The statue was built by a Chinese firm and shipped to India on completion. Did we not have indigenous expertise?
In this universe, there is no harm in using the right technology wherever it is available to be used for a good cause. But if that technology is used for destroying society even if it is ours, then that is not correct. But using the right technology in the right manner for the right cause from wherever it’s available, is a perfect thing.
Everything else such as the sculptor, architect, designers, labourers are from native sources.
How are people receiving it? Are they able to absorb and appreciate the idea being propagated--that of equality?
Just last week there were three buses from Gujarat and one from Bihar. People are planning special trips even in this heat. What I noticed is that initially, people are coming mainly as tourists. But after arriving, they reflect on the principle of equality and develop curiosity. No one realises the vision of Swamiji the first time. But when people come here and go back, they try to think about it. There is some impact of Ramanuja on modern minds.
How does this mammoth project bind these thoughts of Ramanujacharya and what should the biggest takeaway for the onlooker or visitor in this modern era be?
The temple is just a replica of society. Ramanuja introduced people of each and every caste in the service of the temple. In a temple set up, you have everyone from a pot maker to a dhobi to a wood-crafting person. Supporting these activities are the rulers of the state, the brahmins doing mantras, the merchants giving finance etc. More than 30 departments were created by Ramanuja to give the services to activities involving all these roles.
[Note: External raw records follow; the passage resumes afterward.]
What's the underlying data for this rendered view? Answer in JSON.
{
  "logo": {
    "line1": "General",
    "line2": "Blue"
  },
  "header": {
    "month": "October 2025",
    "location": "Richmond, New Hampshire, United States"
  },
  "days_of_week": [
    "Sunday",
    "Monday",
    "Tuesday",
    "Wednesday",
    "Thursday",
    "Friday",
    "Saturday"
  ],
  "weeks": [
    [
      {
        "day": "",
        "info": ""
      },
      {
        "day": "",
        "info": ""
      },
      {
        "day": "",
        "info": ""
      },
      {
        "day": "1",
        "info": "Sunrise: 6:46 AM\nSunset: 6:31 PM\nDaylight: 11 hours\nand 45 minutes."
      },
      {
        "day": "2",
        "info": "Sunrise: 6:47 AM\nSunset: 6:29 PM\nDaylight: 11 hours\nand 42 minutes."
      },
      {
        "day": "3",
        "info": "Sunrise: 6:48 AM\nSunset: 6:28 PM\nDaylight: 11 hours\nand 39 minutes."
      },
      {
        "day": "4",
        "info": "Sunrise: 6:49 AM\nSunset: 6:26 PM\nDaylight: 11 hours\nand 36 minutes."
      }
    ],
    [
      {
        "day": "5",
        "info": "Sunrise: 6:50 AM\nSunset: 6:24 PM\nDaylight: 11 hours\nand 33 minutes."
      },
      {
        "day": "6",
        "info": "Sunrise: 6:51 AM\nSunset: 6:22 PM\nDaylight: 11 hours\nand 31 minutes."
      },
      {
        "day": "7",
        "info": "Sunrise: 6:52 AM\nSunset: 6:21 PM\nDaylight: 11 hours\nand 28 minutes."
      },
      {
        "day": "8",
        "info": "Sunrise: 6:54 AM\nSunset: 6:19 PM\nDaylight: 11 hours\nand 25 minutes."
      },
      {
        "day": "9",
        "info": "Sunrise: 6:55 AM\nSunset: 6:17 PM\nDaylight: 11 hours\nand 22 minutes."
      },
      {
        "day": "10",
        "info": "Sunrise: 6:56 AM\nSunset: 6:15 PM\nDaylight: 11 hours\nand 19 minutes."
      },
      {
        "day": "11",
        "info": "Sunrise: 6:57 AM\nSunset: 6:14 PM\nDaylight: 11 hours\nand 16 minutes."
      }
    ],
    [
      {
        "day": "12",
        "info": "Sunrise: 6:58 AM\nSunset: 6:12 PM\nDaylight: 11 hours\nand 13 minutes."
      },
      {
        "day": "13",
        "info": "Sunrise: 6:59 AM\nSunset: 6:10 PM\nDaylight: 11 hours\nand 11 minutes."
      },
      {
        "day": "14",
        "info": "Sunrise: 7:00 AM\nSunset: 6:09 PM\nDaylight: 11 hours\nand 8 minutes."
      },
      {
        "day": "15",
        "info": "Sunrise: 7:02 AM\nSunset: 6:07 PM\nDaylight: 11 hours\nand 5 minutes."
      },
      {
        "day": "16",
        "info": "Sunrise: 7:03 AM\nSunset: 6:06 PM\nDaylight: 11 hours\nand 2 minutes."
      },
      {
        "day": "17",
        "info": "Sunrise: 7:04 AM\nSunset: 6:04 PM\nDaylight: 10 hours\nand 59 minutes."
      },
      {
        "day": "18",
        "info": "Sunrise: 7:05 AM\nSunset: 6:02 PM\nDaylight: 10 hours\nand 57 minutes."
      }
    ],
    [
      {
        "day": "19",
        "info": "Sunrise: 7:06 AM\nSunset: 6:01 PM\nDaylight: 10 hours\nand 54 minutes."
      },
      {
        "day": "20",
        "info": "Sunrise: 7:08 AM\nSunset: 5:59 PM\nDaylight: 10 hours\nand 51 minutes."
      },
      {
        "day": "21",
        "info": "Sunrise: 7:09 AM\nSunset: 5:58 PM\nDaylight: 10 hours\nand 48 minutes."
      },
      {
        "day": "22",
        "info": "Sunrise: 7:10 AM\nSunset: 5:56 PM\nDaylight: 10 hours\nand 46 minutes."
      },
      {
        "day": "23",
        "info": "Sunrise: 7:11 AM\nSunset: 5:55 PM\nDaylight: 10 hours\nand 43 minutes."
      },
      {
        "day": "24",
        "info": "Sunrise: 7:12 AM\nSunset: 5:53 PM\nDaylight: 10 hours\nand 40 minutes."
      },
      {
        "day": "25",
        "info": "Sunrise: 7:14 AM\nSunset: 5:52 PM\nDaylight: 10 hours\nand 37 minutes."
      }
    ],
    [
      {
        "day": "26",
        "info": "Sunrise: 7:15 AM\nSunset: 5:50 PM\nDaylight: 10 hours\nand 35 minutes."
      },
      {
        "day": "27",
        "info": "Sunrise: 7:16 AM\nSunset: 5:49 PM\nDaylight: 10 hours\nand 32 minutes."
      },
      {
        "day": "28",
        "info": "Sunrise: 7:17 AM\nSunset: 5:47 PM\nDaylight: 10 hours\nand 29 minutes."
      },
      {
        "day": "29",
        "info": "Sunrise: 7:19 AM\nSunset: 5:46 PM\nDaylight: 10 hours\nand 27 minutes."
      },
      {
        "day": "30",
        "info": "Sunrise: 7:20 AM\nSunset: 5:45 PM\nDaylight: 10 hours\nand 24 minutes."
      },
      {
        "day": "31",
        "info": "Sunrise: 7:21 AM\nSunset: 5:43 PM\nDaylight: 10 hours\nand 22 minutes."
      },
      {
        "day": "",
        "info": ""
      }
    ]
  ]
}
God is all over the universe and is present in each and every single particle. In the materialistic world, man may create restrictions but in the universe, options are equal to each and everyone to reach God.
How have you priced the tickets? The money must be going into maintenance of the facility. Is maintaining a monument a monumental task?
We have nominal charges for the access of everyone at Rs 150. That too we are charging as we need to maintain the premises and keep the ambience pleasant. We have more than 150 people for security and over a hundred for housekeeping. Since we have 108 temples we actually need 108*2 priests but right now we have only 100 and we are gathering the right set of devotional people. Then we need 25-50 cooks to offer prasadam to God and devotees. With so many employees working in this organisation, we need to give some form of honorarium though we can’t call it salary yet.
We did not want to impose money upon society but we believe if there is little money sharing from everyone, whatever devotee coming with family in the name of darshan gives away, that money can be used for maintenance.